The future of my career is full of endless possibilities, as cliché as that may sound. I truly believe that there are so many outlets for me to reach out to, and I'm ready for all of it! One of the most exciting projects I'm currently working on and recently launched is the cooking-video side of Nutrition Stripped! Also new, I have Nutrition Stripped Supper Clubs, which are incredibly fun. It's a way for me to connect with all the foodies in Nashville and friends to share recipes, cook, and enjoy food over great conversation.
The biggest project to happen is my cookbook deal with Harlequin Publishing! I'm beyond excited to shift my focus more on developing the cookbook, testing recipes, writing, and photographing all my new creations to share in Spring of 2016. The Nutrition Stripped cookbook will be an expansion of my blog, rooted in plant-based whole foods made deliciously simple and flexible for everyone — it's all about global eating! I'm thrilled to start this new chapter in my life and to be able to share it with the Nutrition Stripped community every step of the way.
This is always such a hard question because I'm a foodie at heart and love everything! I'm not just saying this because I live and preach a healthy lifestyle, but my favorite meals are smoothies or huge Nourish Bowls filled with things like sweet potatoes, roasted veggies, beans, and avocado. My sweet tooth has me answering this question with my Flourless Blackberry Chocolate Cake though — so decadent yet made with whole food ingredients.
Latest splurge item?
It was most likely a piece of photography equipment! Those are always splurges, but in terms of fun stuff I'd have to say a shopping trip at Madewell. I'm a sucker for great denim and shoes.
Weight lifting! I love weight lifting and have since high school. I like combining strength workouts with high-intensity plyometrics and volume workouts. I also love boxing, yoga, and simple walks with my sweet and our pup Zoey around the neighborhood or at beautiful parks here in Nashville — we're spoiled!
I'm a fan of myfitnesspal.com. It's incredibly useful to not only learn about food on the quantitative side of things (i.e. calories and macronutrients), but also to use it as a tool to reach a specific goal and to track your behaviors in reaction to food. Other nonfoodie-related apps I love are zen timer for my morning meditation sessions and good ole Pandora for jammin' while working out or editing photography.
McKel Hill, MS, RD, LDN, is the creator of Nutrition Stripped, a plant-based whole foods blog focusing on nourishing recipes.
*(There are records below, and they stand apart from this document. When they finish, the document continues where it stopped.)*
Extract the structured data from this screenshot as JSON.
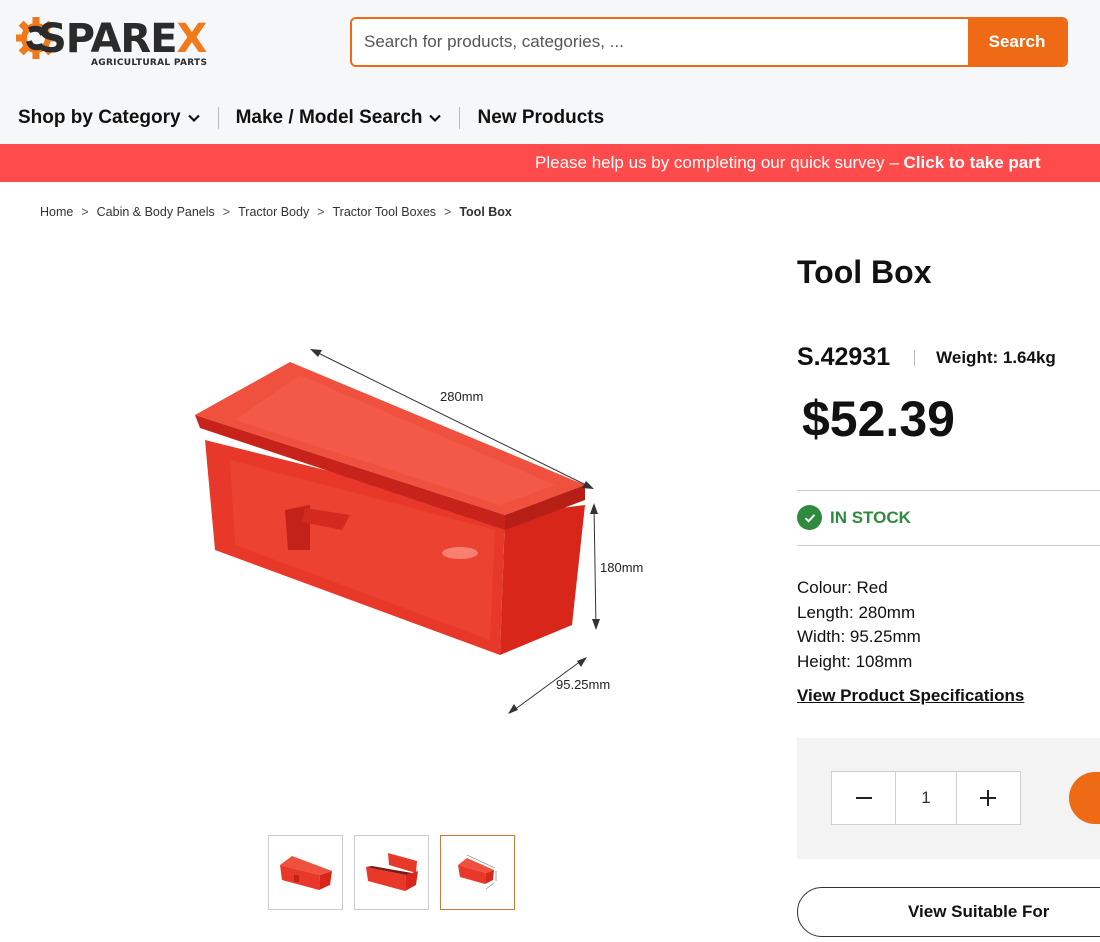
{
  "header": {
    "logo": {
      "text_main": "SPARE",
      "text_x": "X",
      "subtitle": "AGRICULTURAL PARTS"
    },
    "search": {
      "placeholder": "Search for products, categories, ...",
      "button_label": "Search"
    },
    "nav": [
      {
        "label": "Shop by Category",
        "has_dropdown": true
      },
      {
        "label": "Make / Model Search",
        "has_dropdown": true
      },
      {
        "label": "New Products",
        "has_dropdown": false
      }
    ]
  },
  "survey_banner": {
    "text": "Please help us by completing our quick survey – ",
    "link": "Click to take part"
  },
  "breadcrumb": [
    "Home",
    "Cabin & Body Panels",
    "Tractor Body",
    "Tractor Tool Boxes",
    "Tool Box"
  ],
  "product": {
    "title": "Tool Box",
    "sku": "S.42931",
    "weight": "Weight: 1.64kg",
    "price": "$52.39",
    "stock": "IN STOCK",
    "specs": [
      "Colour: Red",
      "Length: 280mm",
      "Width: 95.25mm",
      "Height: 108mm"
    ],
    "spec_link": "View Product Specifications",
    "quantity": "1",
    "suitable_button": "View Suitable For",
    "image_dimensions": {
      "length": "280mm",
      "height": "180mm",
      "width": "95.25mm"
    },
    "thumbnails_count": 3,
    "active_thumbnail": 3
  },
  "colors": {
    "accent": "#ee6a15",
    "banner": "#ff4b4b",
    "in_stock": "#2e8b3e",
    "product_red": "#e8382a"
  },
  "icons": {
    "nav_dropdown": "chevron-down-icon",
    "stock": "check-circle-icon",
    "qty_minus": "minus-icon",
    "qty_plus": "plus-icon"
  }
}
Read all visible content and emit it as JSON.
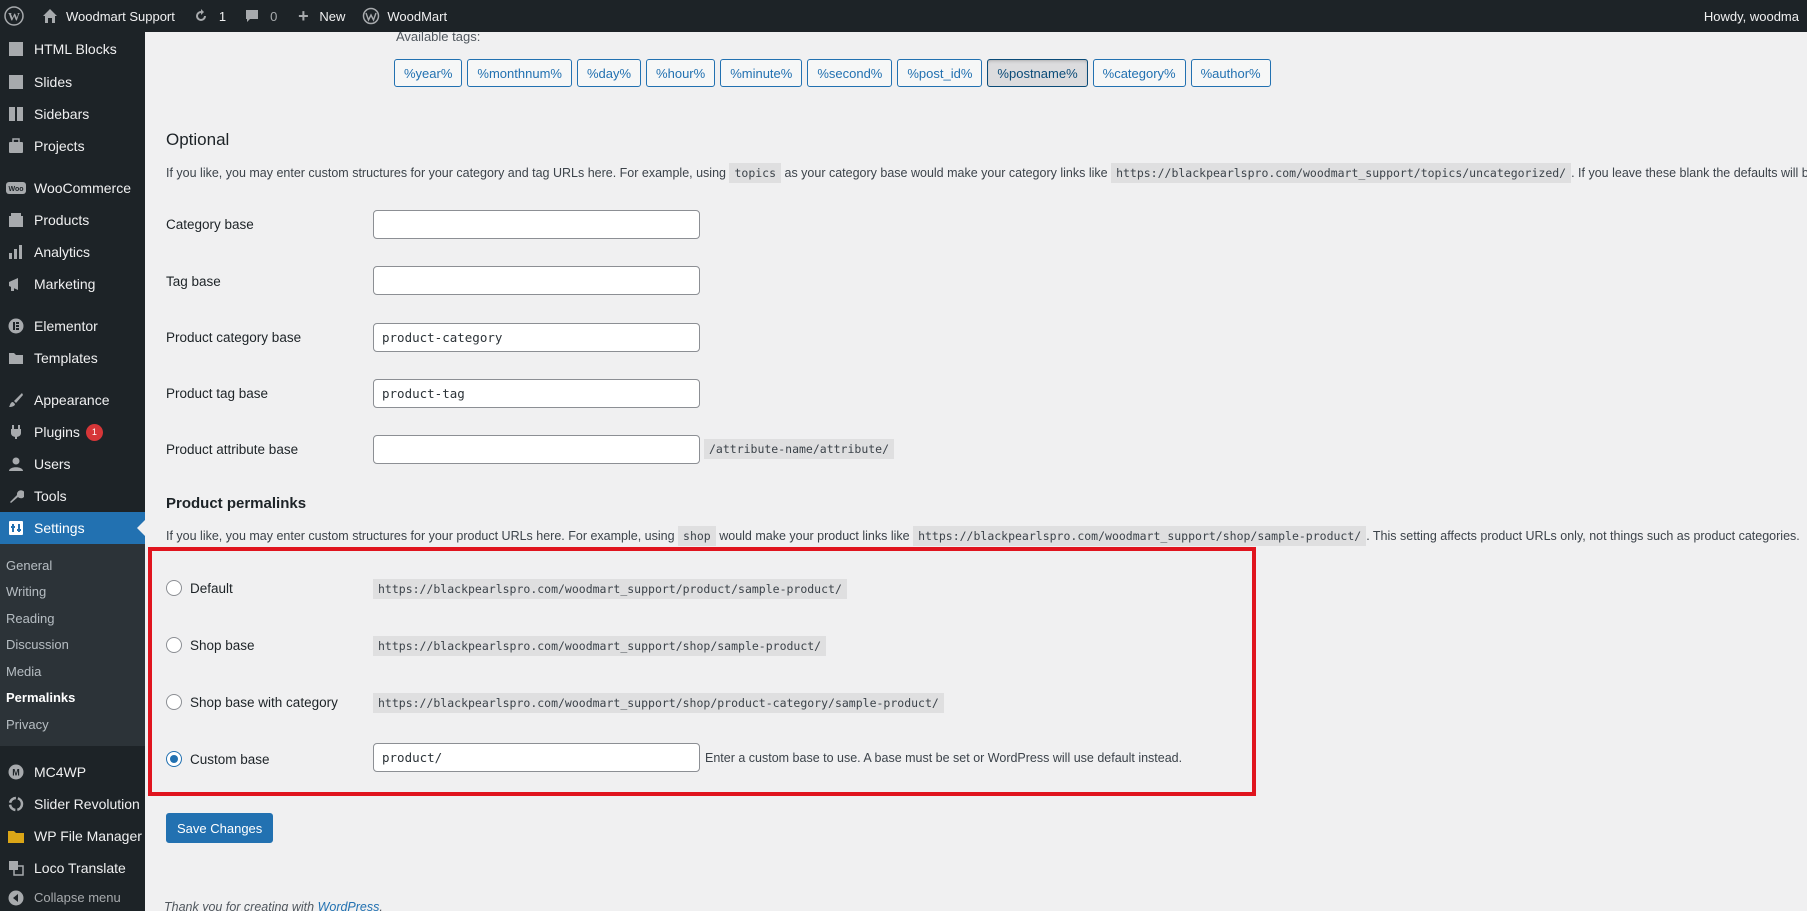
{
  "adminbar": {
    "site_name": "Woodmart Support",
    "updates_count": "1",
    "comments_count": "0",
    "new_label": "New",
    "woodmart_label": "WoodMart",
    "howdy": "Howdy, woodma"
  },
  "sidebar": {
    "items": [
      {
        "label": "HTML Blocks",
        "icon": "blocks-icon"
      },
      {
        "label": "Slides",
        "icon": "slides-icon"
      },
      {
        "label": "Sidebars",
        "icon": "sidebars-icon"
      },
      {
        "label": "Projects",
        "icon": "portfolio-icon"
      },
      {
        "label": "WooCommerce",
        "icon": "woocommerce-icon"
      },
      {
        "label": "Products",
        "icon": "products-icon"
      },
      {
        "label": "Analytics",
        "icon": "analytics-icon"
      },
      {
        "label": "Marketing",
        "icon": "megaphone-icon"
      },
      {
        "label": "Elementor",
        "icon": "elementor-icon"
      },
      {
        "label": "Templates",
        "icon": "folder-icon"
      },
      {
        "label": "Appearance",
        "icon": "paintbrush-icon"
      },
      {
        "label": "Plugins",
        "icon": "plugins-icon",
        "badge": "1"
      },
      {
        "label": "Users",
        "icon": "users-icon"
      },
      {
        "label": "Tools",
        "icon": "wrench-icon"
      },
      {
        "label": "Settings",
        "icon": "settings-icon"
      }
    ],
    "submenu": [
      "General",
      "Writing",
      "Reading",
      "Discussion",
      "Media",
      "Permalinks",
      "Privacy"
    ],
    "bottom_items": [
      {
        "label": "MC4WP",
        "icon": "mc4wp-icon"
      },
      {
        "label": "Slider Revolution",
        "icon": "slider-revolution-icon"
      },
      {
        "label": "WP File Manager",
        "icon": "file-manager-icon"
      },
      {
        "label": "Loco Translate",
        "icon": "translate-icon"
      },
      {
        "label": "Collapse menu",
        "icon": "collapse-icon"
      }
    ]
  },
  "tags": {
    "label": "Available tags:",
    "items": [
      "%year%",
      "%monthnum%",
      "%day%",
      "%hour%",
      "%minute%",
      "%second%",
      "%post_id%",
      "%postname%",
      "%category%",
      "%author%"
    ],
    "active": "%postname%"
  },
  "optional": {
    "title": "Optional",
    "desc_part1": "If you like, you may enter custom structures for your category and tag URLs here. For example, using",
    "desc_code1": "topics",
    "desc_part2": "as your category base would make your category links like",
    "desc_code2": "https://blackpearlspro.com/woodmart_support/topics/uncategorized/",
    "desc_part3": ". If you leave these blank the defaults will be used.",
    "fields": [
      {
        "label": "Category base",
        "value": ""
      },
      {
        "label": "Tag base",
        "value": ""
      },
      {
        "label": "Product category base",
        "value": "product-category"
      },
      {
        "label": "Product tag base",
        "value": "product-tag"
      },
      {
        "label": "Product attribute base",
        "value": "",
        "suffix": "/attribute-name/attribute/"
      }
    ]
  },
  "product_permalinks": {
    "title": "Product permalinks",
    "desc_part1": "If you like, you may enter custom structures for your product URLs here. For example, using",
    "desc_code1": "shop",
    "desc_part2": "would make your product links like",
    "desc_code2": "https://blackpearlspro.com/woodmart_support/shop/sample-product/",
    "desc_part3": ". This setting affects product URLs only, not things such as product categories.",
    "options": [
      {
        "label": "Default",
        "code": "https://blackpearlspro.com/woodmart_support/product/sample-product/"
      },
      {
        "label": "Shop base",
        "code": "https://blackpearlspro.com/woodmart_support/shop/sample-product/"
      },
      {
        "label": "Shop base with category",
        "code": "https://blackpearlspro.com/woodmart_support/shop/product-category/sample-product/"
      },
      {
        "label": "Custom base",
        "value": "product/",
        "desc": "Enter a custom base to use. A base must be set or WordPress will use default instead."
      }
    ],
    "selected": "Custom base"
  },
  "save_label": "Save Changes",
  "footer": {
    "text": "Thank you for creating with",
    "link": "WordPress",
    "period": "."
  }
}
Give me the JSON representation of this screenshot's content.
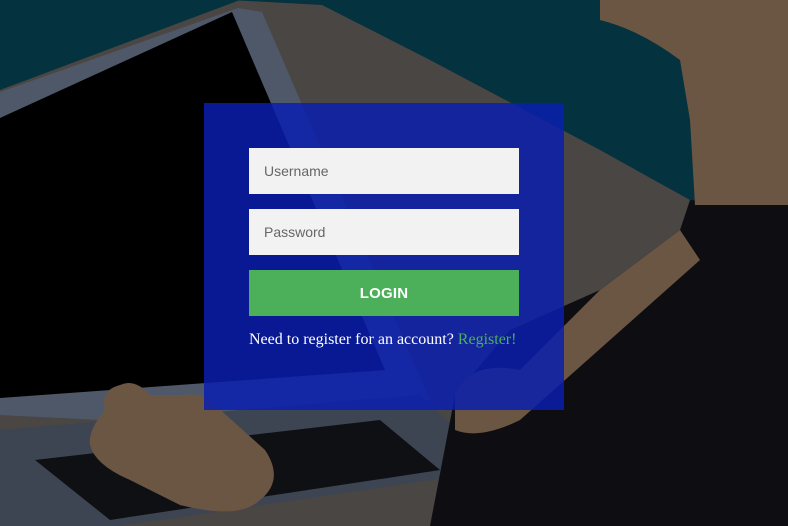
{
  "login": {
    "username_placeholder": "Username",
    "password_placeholder": "Password",
    "login_label": "LOGIN",
    "register_prompt": "Need to register for an account?",
    "register_link": "Register!"
  },
  "colors": {
    "panel": "#0a1eaf",
    "button": "#4caf5a",
    "link": "#4caf5a",
    "input_bg": "#f2f2f2"
  }
}
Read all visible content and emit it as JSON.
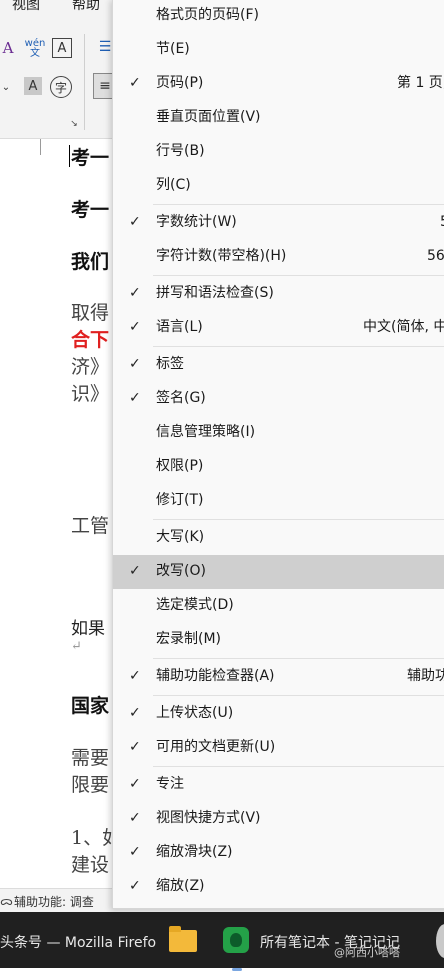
{
  "ribbon": {
    "tabs": [
      "视图",
      "帮助"
    ],
    "phonetic_top": "wén",
    "phonetic_bottom": "文",
    "char_border": "A",
    "shading": "A",
    "enclosed": "字",
    "text_effects": "A"
  },
  "document": {
    "lines": [
      "考一",
      "考一",
      "我们",
      "取得",
      "合下",
      "济》",
      "识》",
      "工管",
      "如果",
      "↵",
      "国家",
      "需要",
      "限要",
      "1、如",
      "建设"
    ]
  },
  "statusbar": {
    "text": "辅助功能: 调查"
  },
  "taskbar": {
    "firefox_title": "头条号 — Mozilla Firefo",
    "notes_title": "所有笔记本 - 笔记记记",
    "watermark": "@阿西小嗒嗒"
  },
  "menu": {
    "items": [
      {
        "checked": false,
        "label": "格式页的页码(F)",
        "value": ""
      },
      {
        "checked": false,
        "label": "节(E)",
        "value": ""
      },
      {
        "checked": true,
        "label": "页码(P)",
        "value": "第 1 页,"
      },
      {
        "checked": false,
        "label": "垂直页面位置(V)",
        "value": ""
      },
      {
        "checked": false,
        "label": "行号(B)",
        "value": ""
      },
      {
        "checked": false,
        "label": "列(C)",
        "value": ""
      },
      {
        "checked": true,
        "label": "字数统计(W)",
        "value": "5"
      },
      {
        "checked": false,
        "label": "字符计数(带空格)(H)",
        "value": "56"
      },
      {
        "checked": true,
        "label": "拼写和语法检查(S)",
        "value": ""
      },
      {
        "checked": true,
        "label": "语言(L)",
        "value": "中文(简体, 中"
      },
      {
        "checked": true,
        "label": "标签",
        "value": ""
      },
      {
        "checked": true,
        "label": "签名(G)",
        "value": ""
      },
      {
        "checked": false,
        "label": "信息管理策略(I)",
        "value": ""
      },
      {
        "checked": false,
        "label": "权限(P)",
        "value": ""
      },
      {
        "checked": false,
        "label": "修订(T)",
        "value": ""
      },
      {
        "checked": false,
        "label": "大写(K)",
        "value": ""
      },
      {
        "checked": true,
        "label": "改写(O)",
        "value": ""
      },
      {
        "checked": false,
        "label": "选定模式(D)",
        "value": ""
      },
      {
        "checked": false,
        "label": "宏录制(M)",
        "value": ""
      },
      {
        "checked": true,
        "label": "辅助功能检查器(A)",
        "value": "辅助功"
      },
      {
        "checked": true,
        "label": "上传状态(U)",
        "value": ""
      },
      {
        "checked": true,
        "label": "可用的文档更新(U)",
        "value": ""
      },
      {
        "checked": true,
        "label": "专注",
        "value": ""
      },
      {
        "checked": true,
        "label": "视图快捷方式(V)",
        "value": ""
      },
      {
        "checked": true,
        "label": "缩放滑块(Z)",
        "value": ""
      },
      {
        "checked": true,
        "label": "缩放(Z)",
        "value": ""
      }
    ],
    "check_glyph": "✓",
    "highlighted_item": "改写(O)"
  }
}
McKel offers one-on-one nutrition coaching services, programs, and plans in the US and internationally.
Source: Crystal K. Martel